In the trees across Eastern Africa you might see astonishing, symmetrical, straw nests embedded like Christmas ornaments in the branches. Meet the small wonders that do the building.
The White-browed sparrow weaver’s nest is a woven ball of grasses wedged into branches on the leeward side of a thorny tree. These little, 6.5 inch tall birds breed as early as August, depending on when the rainy season begins. Sparrow weavers live in flocks year-round and build several nests in one tree. Although each pair in a group builds a nest, only one pair in that group breeds. The dominant female lays one to three eggs that only she incubates.

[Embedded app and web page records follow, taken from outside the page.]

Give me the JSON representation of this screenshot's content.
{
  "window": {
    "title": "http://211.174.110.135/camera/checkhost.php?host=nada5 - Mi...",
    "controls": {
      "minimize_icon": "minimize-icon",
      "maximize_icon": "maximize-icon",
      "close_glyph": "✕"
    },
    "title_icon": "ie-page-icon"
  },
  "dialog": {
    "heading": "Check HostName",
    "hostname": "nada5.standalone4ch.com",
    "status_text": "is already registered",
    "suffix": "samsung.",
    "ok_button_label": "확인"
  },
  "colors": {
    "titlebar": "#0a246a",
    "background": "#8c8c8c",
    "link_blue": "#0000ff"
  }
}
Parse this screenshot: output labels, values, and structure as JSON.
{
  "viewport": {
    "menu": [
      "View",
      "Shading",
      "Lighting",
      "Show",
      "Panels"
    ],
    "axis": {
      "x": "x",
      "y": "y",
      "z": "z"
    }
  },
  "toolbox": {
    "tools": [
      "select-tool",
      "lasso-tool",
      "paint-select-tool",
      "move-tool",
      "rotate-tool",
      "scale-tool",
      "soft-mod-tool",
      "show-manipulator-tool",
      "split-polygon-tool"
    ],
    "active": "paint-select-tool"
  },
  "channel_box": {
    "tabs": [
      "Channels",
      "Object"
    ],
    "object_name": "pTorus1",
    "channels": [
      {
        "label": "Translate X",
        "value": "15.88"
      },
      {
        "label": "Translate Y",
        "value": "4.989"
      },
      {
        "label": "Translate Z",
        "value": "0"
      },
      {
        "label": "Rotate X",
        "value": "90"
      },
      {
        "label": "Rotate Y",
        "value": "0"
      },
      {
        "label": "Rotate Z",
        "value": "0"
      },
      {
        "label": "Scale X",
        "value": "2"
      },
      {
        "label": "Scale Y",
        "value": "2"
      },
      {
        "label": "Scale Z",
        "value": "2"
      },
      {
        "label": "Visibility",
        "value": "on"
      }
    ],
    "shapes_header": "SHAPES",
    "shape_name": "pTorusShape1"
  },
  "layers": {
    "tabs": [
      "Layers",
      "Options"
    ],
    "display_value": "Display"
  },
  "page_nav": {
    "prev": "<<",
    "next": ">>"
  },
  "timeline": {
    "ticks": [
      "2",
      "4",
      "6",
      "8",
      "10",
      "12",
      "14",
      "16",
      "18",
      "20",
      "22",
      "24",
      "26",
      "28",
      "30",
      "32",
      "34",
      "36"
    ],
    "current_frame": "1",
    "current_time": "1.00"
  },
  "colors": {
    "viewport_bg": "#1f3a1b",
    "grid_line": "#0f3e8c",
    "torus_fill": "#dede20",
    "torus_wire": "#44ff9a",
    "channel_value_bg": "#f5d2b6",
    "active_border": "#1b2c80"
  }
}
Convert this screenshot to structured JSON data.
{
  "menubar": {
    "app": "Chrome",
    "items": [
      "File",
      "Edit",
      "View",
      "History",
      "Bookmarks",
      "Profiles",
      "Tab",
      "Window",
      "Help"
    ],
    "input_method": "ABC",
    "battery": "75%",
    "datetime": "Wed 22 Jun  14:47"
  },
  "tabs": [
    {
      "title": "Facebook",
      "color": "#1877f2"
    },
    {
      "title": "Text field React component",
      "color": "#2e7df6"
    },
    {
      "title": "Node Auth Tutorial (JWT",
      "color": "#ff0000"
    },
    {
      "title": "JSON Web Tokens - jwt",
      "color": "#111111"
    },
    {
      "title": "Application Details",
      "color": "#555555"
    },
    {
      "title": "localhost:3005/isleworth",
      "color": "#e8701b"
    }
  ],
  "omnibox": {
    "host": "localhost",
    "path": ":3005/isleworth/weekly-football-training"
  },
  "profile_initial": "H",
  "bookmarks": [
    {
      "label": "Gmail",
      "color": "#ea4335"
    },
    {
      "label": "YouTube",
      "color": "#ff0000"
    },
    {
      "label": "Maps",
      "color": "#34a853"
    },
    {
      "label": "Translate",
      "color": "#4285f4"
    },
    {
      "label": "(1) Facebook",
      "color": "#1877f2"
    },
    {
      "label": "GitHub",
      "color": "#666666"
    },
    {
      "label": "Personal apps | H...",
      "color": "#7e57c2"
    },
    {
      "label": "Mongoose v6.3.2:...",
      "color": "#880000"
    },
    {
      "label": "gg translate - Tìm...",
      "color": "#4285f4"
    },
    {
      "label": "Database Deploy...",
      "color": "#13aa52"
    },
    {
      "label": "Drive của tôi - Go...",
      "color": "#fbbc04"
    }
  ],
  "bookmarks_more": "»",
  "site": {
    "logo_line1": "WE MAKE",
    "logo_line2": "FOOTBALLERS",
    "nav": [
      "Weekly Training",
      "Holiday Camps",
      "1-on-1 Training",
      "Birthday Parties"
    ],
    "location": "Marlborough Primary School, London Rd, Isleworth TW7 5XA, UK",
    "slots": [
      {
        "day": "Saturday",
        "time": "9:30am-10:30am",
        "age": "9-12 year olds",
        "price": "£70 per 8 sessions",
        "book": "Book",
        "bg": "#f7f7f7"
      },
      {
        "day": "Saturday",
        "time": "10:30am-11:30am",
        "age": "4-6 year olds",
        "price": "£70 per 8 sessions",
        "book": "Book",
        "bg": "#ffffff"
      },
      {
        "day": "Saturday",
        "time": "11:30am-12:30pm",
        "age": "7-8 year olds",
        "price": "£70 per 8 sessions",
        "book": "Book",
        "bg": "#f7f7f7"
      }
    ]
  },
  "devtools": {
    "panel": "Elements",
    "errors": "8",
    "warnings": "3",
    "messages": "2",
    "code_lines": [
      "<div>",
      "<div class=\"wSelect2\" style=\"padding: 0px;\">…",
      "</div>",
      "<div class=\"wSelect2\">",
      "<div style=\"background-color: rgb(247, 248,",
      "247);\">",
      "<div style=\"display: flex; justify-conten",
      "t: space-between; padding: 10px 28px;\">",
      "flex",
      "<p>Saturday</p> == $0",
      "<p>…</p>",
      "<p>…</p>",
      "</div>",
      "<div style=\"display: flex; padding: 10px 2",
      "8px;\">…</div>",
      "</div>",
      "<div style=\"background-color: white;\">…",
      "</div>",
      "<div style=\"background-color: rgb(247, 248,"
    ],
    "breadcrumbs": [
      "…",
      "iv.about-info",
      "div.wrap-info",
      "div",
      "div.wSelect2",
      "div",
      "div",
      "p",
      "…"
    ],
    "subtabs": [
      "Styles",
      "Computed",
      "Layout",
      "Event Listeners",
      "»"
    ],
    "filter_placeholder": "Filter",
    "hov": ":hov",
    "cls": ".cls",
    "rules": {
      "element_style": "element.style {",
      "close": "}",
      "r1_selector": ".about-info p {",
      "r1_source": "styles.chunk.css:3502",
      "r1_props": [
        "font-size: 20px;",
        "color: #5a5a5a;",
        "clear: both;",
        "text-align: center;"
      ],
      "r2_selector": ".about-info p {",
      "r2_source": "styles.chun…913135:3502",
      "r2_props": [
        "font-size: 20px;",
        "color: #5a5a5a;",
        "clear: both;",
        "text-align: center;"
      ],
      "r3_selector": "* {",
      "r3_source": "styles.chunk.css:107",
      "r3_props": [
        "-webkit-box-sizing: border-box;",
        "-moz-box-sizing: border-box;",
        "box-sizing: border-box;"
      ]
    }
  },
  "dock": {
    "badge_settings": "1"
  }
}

When a predator nears the territory of white-browed sparrow weavers, all the birds chirp in chorus in an audible example of their cooperative habits. They also have a home security system built into the nests. The roosting nests of white-browed sparrow weavers have two openings. One serves as an emergency exit if a predator threatens; the other leads to a breeding chamber where eggs are incubated and chicks are fed.